Source data:
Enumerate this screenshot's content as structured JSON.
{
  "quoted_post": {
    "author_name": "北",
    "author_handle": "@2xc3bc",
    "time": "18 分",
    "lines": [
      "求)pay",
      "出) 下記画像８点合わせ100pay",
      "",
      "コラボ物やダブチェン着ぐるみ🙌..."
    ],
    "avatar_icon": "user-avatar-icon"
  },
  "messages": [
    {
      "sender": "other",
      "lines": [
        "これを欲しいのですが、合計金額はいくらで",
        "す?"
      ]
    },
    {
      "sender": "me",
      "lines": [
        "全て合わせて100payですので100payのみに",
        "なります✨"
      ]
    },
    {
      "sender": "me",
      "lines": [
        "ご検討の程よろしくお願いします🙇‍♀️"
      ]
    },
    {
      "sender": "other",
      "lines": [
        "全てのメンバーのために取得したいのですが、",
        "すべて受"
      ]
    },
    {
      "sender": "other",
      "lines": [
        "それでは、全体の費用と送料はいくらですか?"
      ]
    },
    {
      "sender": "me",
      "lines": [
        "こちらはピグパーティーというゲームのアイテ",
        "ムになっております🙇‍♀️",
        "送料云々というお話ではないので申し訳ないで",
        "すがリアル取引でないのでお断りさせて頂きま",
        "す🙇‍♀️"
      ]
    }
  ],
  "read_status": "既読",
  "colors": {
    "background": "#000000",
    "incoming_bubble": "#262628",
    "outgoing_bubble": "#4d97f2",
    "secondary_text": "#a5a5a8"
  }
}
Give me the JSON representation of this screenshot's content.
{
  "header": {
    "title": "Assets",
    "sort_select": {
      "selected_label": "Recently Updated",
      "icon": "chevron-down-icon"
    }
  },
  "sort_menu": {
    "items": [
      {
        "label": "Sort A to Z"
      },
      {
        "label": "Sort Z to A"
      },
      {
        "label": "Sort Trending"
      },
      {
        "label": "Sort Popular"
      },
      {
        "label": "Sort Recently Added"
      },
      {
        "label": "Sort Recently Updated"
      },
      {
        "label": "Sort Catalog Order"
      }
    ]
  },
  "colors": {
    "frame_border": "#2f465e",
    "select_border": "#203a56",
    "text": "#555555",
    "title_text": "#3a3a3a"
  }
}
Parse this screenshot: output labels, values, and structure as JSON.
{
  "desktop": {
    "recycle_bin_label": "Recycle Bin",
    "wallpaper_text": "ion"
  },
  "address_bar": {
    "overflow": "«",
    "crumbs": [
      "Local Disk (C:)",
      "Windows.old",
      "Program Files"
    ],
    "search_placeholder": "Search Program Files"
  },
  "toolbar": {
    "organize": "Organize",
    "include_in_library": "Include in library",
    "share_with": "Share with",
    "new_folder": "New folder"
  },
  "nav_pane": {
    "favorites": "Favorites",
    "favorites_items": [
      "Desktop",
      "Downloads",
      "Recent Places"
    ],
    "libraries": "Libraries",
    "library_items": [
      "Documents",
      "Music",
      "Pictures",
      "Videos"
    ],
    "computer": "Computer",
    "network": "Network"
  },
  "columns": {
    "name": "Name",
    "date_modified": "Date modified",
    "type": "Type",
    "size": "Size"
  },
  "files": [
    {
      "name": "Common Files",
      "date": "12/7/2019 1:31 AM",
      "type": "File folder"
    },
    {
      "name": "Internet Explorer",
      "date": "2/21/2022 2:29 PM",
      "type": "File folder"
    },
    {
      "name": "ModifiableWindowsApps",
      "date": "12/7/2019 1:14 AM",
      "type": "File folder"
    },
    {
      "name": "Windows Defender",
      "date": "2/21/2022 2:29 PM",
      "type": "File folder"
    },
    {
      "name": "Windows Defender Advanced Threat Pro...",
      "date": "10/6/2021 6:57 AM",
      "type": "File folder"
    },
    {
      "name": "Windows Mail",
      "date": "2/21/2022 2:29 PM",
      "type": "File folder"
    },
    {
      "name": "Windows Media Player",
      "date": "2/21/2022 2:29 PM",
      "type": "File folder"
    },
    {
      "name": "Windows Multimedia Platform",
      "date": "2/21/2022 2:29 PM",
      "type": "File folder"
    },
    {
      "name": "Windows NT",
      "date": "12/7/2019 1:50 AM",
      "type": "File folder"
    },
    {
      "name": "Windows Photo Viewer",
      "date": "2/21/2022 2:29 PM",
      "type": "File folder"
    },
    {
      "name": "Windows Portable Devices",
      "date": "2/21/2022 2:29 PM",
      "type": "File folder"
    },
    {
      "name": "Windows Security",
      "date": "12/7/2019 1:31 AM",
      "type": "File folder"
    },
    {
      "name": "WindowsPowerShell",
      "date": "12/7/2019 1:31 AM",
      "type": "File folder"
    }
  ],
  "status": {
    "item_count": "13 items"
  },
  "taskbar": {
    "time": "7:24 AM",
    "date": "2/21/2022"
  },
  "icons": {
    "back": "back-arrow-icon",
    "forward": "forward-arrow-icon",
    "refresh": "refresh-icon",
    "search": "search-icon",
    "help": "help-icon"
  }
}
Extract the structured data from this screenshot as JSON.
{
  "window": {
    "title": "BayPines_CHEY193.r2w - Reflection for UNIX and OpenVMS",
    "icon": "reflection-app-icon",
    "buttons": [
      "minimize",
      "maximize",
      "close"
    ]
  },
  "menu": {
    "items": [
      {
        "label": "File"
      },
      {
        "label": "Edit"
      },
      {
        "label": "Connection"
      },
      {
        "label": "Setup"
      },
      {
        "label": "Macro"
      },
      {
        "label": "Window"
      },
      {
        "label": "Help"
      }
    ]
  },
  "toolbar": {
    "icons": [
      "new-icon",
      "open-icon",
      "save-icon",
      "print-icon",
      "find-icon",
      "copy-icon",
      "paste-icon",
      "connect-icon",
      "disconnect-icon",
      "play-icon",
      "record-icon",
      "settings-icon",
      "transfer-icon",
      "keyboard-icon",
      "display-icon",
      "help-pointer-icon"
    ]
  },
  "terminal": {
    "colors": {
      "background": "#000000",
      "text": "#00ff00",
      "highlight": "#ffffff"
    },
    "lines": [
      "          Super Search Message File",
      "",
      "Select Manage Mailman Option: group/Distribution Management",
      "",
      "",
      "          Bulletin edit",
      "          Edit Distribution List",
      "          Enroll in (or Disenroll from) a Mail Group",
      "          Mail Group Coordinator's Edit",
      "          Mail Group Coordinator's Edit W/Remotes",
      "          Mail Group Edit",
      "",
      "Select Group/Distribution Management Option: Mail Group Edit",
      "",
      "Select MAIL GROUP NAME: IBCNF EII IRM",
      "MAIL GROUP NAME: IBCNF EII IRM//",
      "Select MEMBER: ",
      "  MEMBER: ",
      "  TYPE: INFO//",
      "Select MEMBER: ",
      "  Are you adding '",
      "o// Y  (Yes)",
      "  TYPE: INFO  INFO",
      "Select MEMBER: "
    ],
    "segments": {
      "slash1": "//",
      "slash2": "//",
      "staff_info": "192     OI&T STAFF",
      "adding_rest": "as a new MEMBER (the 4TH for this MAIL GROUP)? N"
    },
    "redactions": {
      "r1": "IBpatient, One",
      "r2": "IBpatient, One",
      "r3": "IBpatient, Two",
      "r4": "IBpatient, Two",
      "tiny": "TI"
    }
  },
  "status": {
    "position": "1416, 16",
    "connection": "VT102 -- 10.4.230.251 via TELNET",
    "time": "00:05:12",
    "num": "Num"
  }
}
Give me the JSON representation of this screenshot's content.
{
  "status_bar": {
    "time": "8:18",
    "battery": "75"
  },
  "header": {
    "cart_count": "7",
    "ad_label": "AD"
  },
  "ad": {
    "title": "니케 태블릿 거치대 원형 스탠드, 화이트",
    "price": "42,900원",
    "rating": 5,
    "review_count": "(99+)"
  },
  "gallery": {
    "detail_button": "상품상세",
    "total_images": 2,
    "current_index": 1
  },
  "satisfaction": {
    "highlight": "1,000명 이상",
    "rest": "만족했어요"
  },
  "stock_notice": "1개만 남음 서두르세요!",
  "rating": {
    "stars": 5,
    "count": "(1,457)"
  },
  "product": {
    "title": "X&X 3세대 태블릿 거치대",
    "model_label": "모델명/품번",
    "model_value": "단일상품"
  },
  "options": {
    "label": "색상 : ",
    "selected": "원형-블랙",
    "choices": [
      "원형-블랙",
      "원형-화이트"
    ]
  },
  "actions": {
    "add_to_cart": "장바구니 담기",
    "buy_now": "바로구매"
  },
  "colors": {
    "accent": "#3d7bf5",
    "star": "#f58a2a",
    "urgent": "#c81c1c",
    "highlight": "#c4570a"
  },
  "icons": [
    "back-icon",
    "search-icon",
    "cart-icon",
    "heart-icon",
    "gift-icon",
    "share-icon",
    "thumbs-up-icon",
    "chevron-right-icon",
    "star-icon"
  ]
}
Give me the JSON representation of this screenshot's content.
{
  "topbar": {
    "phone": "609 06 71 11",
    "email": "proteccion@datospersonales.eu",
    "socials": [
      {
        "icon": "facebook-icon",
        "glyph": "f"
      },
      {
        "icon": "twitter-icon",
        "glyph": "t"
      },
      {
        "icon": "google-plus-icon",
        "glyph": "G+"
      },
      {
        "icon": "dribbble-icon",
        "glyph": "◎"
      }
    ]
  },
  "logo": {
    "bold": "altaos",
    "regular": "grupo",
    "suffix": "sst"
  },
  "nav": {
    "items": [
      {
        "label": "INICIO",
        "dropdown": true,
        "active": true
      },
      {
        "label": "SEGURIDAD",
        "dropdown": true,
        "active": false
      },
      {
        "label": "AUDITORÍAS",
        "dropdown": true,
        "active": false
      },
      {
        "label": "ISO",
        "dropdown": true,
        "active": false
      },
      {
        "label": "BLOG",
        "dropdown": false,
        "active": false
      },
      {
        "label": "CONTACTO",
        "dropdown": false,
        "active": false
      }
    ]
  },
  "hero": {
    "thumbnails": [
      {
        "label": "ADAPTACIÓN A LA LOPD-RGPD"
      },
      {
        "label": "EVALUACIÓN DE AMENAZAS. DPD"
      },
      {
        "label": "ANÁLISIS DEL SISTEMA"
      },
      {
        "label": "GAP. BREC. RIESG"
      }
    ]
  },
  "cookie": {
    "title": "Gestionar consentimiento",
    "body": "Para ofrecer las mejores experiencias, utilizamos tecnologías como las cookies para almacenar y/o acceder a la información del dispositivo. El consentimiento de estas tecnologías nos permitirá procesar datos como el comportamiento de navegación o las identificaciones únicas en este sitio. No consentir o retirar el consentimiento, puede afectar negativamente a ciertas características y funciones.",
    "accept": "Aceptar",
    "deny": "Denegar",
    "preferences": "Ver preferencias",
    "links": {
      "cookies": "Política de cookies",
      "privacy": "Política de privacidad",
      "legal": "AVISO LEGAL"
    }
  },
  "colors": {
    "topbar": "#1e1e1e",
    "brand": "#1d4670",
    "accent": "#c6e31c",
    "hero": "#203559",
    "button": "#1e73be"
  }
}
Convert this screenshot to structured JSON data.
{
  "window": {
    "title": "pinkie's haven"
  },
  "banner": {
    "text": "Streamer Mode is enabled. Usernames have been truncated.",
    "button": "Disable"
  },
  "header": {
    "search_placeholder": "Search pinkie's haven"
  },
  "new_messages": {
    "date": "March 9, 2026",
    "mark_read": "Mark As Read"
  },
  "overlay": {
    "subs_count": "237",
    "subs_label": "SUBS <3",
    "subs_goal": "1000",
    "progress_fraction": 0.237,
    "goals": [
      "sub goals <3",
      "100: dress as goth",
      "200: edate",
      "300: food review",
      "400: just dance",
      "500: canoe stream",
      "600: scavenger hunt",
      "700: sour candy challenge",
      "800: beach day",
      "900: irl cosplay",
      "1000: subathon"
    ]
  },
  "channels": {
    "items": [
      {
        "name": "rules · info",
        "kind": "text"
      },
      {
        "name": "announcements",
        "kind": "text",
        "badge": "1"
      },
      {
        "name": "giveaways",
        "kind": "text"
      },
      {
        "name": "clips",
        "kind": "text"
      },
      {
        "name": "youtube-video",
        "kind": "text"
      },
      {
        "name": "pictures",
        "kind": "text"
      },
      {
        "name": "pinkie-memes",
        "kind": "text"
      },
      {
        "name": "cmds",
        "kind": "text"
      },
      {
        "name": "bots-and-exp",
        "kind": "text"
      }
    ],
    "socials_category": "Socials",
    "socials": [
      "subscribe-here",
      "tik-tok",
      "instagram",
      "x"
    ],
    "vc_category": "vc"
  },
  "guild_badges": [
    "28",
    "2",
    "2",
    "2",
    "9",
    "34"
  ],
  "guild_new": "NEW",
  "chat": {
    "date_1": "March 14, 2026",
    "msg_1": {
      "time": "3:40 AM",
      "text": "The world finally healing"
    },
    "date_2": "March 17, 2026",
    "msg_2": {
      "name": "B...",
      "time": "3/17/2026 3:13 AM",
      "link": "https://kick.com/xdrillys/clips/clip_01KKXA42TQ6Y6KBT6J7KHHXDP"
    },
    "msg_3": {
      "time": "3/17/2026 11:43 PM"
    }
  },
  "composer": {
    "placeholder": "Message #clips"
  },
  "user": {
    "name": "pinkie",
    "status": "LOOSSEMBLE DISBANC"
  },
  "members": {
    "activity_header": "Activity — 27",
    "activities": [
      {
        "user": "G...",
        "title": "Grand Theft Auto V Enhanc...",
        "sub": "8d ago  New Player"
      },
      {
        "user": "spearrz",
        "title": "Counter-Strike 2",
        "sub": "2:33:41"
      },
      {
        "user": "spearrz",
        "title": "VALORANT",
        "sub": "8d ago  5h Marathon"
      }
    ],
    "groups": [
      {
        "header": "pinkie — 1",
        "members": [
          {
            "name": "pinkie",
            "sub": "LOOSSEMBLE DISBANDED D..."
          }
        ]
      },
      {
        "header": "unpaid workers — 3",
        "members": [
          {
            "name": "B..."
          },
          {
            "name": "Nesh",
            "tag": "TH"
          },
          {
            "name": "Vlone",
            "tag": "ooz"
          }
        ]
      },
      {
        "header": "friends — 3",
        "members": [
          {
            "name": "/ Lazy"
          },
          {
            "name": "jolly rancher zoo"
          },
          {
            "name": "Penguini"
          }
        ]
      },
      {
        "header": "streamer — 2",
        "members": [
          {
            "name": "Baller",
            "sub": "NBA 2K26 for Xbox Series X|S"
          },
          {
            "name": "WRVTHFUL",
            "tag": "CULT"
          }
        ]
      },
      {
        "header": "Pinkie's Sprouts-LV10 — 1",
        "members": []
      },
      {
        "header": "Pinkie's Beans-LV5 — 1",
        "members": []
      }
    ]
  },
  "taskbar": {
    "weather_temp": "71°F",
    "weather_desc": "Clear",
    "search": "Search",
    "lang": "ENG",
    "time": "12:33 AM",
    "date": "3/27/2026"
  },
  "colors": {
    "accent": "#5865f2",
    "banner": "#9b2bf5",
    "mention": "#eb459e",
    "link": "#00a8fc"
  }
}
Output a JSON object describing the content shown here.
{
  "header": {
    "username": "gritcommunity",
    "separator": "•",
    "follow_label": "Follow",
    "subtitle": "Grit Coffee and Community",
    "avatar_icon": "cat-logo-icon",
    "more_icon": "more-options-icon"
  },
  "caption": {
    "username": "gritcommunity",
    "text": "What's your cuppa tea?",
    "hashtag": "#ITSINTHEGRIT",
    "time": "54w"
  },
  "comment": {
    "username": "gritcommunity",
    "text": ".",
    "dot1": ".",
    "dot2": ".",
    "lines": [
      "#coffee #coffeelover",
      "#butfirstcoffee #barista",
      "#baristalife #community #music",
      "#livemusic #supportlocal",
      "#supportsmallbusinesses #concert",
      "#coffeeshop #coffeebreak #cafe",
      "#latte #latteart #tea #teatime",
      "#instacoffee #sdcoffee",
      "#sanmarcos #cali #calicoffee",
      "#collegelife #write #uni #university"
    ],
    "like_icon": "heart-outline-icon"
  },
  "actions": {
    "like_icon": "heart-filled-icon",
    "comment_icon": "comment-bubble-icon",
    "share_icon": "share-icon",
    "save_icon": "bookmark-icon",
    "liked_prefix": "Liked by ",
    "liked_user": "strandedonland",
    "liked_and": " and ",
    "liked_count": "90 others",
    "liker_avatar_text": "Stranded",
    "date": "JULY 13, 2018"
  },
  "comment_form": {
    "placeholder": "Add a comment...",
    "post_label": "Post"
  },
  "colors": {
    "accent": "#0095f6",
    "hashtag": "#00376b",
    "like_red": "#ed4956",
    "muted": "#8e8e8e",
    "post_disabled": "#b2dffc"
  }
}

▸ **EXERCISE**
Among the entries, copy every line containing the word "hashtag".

▸ **RESPONSE FOR THIS EXERCISE**
    "hashtag": "#ITSINTHEGRIT",
    "hashtag": "#00376b",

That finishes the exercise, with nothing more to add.